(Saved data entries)
▼
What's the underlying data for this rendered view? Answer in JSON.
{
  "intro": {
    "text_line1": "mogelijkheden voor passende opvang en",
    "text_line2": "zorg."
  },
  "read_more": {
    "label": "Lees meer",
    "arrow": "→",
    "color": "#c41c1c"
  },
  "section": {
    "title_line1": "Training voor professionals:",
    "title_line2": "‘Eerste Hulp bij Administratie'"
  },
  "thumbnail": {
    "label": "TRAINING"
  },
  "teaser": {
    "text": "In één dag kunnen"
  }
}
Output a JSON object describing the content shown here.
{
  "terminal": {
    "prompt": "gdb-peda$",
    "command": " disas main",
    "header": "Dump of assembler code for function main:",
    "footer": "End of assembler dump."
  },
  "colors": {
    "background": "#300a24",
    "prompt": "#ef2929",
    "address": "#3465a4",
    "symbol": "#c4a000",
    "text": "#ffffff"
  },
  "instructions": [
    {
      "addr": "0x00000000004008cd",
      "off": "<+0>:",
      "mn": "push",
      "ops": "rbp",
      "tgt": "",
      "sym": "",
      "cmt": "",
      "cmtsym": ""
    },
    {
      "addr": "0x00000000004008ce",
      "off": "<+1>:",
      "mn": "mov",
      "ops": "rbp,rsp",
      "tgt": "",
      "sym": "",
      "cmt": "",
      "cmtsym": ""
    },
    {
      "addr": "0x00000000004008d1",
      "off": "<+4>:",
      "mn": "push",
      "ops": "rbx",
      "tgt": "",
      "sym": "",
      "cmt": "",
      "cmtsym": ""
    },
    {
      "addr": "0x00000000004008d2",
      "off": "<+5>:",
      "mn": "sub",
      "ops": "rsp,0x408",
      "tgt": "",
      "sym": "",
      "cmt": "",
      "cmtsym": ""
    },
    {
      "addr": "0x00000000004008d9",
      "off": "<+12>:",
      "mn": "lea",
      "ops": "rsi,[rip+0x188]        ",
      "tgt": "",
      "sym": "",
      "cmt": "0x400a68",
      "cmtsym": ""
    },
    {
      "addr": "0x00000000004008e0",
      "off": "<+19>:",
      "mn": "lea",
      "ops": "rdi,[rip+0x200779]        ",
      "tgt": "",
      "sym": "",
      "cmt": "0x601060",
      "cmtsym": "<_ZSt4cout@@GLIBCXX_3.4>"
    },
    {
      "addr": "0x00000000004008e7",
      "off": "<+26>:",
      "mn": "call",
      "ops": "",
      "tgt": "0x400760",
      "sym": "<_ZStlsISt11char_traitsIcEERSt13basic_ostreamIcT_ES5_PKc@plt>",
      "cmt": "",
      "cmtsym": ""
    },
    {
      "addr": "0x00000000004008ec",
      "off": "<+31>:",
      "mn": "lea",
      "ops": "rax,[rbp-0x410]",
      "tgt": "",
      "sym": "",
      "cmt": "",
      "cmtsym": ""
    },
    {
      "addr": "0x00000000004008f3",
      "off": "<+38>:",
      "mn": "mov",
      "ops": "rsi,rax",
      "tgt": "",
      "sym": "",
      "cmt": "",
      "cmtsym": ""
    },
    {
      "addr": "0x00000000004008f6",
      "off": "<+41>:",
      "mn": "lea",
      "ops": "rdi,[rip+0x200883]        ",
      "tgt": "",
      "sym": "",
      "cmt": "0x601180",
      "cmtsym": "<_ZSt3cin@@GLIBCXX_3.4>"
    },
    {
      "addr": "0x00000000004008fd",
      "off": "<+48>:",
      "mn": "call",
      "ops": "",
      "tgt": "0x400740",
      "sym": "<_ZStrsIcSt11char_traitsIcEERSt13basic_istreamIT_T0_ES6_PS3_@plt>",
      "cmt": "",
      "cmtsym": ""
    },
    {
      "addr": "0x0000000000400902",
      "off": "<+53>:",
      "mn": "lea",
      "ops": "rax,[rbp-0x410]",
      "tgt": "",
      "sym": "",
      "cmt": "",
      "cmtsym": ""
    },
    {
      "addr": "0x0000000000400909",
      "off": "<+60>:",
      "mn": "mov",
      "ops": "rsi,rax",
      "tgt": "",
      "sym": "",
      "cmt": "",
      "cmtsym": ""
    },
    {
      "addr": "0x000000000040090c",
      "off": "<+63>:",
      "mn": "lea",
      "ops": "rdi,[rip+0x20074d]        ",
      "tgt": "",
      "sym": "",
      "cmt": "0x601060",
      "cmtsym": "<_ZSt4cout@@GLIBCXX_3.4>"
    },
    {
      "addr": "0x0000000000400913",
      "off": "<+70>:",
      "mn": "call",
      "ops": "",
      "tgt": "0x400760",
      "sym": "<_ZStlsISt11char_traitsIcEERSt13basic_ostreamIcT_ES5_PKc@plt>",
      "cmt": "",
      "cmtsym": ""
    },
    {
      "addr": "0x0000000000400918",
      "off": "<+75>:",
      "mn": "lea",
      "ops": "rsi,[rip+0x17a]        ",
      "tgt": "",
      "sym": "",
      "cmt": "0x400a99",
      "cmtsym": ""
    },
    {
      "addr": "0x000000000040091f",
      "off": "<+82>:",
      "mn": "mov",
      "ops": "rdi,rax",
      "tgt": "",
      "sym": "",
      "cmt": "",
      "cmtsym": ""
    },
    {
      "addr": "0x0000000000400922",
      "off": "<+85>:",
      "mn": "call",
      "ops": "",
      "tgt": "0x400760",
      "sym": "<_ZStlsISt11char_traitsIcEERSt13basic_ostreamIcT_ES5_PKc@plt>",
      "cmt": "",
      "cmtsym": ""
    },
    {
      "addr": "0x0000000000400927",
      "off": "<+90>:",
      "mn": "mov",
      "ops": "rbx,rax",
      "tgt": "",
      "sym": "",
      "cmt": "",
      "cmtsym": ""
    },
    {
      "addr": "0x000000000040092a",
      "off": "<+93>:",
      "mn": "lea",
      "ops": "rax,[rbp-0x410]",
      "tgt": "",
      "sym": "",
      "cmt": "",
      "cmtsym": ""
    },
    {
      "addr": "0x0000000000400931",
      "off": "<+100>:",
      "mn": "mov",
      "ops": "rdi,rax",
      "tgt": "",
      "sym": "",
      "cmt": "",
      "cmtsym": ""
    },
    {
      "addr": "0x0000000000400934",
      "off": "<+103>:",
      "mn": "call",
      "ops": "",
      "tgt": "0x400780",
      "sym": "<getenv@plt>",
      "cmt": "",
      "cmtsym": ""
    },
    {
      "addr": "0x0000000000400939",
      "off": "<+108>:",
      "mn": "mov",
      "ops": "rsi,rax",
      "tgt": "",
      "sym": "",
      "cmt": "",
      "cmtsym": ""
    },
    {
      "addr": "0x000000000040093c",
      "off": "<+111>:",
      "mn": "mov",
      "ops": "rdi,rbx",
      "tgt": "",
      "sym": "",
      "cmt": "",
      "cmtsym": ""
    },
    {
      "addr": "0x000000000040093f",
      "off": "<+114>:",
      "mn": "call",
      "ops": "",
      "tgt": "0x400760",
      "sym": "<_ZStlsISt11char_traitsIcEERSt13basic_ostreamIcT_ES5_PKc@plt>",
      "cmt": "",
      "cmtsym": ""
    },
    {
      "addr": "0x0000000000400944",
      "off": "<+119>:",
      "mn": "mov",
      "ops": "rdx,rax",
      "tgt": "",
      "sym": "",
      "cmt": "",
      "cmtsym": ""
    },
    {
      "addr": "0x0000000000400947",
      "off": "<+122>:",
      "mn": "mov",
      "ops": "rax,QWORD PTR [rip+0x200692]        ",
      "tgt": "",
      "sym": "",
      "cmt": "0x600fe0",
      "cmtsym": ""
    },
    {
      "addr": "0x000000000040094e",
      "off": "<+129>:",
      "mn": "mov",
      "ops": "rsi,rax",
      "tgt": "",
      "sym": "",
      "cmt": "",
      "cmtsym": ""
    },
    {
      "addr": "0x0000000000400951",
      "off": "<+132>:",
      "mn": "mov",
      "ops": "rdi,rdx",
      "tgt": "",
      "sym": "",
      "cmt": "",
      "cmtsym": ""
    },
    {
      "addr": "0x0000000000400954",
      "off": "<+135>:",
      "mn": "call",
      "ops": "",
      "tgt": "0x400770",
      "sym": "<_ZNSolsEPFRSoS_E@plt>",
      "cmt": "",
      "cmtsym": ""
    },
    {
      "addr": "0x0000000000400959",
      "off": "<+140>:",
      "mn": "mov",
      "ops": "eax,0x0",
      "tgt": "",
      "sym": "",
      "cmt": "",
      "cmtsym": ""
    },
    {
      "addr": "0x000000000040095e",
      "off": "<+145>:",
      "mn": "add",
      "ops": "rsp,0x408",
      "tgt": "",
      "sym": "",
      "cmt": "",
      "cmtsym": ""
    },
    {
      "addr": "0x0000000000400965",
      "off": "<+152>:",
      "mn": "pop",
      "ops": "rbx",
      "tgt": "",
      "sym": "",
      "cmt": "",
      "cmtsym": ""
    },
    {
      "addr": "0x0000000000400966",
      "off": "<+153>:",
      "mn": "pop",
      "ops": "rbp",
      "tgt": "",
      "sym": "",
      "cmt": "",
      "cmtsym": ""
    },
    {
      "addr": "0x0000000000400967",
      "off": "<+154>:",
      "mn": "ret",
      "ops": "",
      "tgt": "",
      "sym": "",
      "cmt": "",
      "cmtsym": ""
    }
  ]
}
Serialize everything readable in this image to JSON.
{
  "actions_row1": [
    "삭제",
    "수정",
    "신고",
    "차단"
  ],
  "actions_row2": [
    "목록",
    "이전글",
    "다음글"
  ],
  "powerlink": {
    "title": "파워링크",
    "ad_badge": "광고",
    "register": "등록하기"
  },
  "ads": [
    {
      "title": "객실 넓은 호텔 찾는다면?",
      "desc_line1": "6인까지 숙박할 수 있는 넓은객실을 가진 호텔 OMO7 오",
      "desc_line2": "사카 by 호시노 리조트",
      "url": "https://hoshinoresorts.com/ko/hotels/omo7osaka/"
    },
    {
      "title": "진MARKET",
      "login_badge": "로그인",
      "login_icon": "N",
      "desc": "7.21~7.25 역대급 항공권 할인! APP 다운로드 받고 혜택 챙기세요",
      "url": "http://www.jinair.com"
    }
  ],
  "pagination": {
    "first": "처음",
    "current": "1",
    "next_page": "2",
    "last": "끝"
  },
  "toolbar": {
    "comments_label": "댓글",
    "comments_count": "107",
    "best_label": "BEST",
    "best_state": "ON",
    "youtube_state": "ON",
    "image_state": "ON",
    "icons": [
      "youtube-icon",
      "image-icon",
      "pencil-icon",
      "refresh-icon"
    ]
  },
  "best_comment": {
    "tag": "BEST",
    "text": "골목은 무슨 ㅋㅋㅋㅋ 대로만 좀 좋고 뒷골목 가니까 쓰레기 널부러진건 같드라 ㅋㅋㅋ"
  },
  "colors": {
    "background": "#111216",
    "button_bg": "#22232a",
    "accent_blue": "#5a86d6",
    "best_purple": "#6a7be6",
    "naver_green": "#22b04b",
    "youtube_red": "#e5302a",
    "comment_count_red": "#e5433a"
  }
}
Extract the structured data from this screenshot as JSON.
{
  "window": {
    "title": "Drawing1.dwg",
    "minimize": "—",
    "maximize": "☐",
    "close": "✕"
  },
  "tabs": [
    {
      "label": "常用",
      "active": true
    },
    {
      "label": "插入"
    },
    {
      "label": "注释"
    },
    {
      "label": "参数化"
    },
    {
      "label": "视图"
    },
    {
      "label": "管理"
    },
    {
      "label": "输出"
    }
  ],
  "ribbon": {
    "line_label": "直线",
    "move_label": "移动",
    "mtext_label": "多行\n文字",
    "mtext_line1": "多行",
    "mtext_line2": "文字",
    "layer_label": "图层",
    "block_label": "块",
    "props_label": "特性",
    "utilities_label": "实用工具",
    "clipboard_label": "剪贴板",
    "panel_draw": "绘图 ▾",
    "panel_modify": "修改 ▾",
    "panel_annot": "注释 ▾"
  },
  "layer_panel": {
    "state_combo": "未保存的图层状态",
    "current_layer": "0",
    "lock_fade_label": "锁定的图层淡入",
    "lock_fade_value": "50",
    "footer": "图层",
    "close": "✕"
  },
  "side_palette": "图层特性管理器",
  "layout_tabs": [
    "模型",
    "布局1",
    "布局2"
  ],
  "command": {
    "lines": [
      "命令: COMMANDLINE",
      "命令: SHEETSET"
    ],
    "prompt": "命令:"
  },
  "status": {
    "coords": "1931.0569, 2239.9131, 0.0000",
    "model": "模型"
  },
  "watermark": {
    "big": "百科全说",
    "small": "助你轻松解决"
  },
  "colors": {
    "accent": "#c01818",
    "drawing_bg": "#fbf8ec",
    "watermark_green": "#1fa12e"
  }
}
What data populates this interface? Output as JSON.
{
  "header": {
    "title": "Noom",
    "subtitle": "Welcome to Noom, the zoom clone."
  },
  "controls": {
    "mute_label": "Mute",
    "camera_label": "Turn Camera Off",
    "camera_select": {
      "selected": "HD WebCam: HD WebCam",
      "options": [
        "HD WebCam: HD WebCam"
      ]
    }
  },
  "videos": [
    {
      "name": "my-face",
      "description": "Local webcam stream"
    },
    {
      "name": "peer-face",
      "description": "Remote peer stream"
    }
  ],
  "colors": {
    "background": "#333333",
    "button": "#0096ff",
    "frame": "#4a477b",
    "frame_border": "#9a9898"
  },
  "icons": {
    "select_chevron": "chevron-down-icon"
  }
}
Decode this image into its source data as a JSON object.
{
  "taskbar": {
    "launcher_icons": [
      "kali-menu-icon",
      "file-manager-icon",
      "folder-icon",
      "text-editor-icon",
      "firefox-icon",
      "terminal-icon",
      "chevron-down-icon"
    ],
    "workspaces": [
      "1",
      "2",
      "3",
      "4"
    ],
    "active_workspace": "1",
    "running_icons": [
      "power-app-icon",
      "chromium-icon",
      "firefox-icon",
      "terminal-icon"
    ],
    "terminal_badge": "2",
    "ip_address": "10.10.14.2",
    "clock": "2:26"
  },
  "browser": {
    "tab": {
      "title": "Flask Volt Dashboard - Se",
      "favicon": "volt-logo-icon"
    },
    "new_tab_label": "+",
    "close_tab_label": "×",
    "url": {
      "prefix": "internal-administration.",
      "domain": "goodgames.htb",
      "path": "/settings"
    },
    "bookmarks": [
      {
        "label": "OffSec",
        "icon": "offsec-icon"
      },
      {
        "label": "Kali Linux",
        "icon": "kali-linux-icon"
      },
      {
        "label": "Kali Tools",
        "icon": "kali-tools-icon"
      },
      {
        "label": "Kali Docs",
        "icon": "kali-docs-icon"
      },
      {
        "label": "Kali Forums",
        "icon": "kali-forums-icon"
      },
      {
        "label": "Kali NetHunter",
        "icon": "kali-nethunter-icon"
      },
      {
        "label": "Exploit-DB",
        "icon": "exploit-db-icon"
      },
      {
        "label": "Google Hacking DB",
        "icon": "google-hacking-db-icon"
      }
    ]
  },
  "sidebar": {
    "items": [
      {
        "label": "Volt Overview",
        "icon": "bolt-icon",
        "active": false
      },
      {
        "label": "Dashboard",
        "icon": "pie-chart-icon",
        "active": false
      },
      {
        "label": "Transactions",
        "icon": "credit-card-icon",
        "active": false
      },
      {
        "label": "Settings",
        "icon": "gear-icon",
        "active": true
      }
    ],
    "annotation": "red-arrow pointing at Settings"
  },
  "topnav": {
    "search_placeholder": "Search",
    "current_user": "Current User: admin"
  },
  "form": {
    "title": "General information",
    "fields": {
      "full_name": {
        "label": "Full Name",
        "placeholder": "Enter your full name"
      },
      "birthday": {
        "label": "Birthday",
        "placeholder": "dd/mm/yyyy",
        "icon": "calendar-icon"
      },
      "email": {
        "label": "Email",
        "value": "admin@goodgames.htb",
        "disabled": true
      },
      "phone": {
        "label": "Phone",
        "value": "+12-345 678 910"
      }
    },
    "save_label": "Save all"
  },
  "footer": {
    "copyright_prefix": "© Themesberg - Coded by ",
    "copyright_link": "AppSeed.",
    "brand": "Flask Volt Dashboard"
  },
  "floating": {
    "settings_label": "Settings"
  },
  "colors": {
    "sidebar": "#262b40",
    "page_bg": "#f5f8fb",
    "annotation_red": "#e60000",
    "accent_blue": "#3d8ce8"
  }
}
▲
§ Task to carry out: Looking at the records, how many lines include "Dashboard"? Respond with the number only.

§ Solution to this problem: 3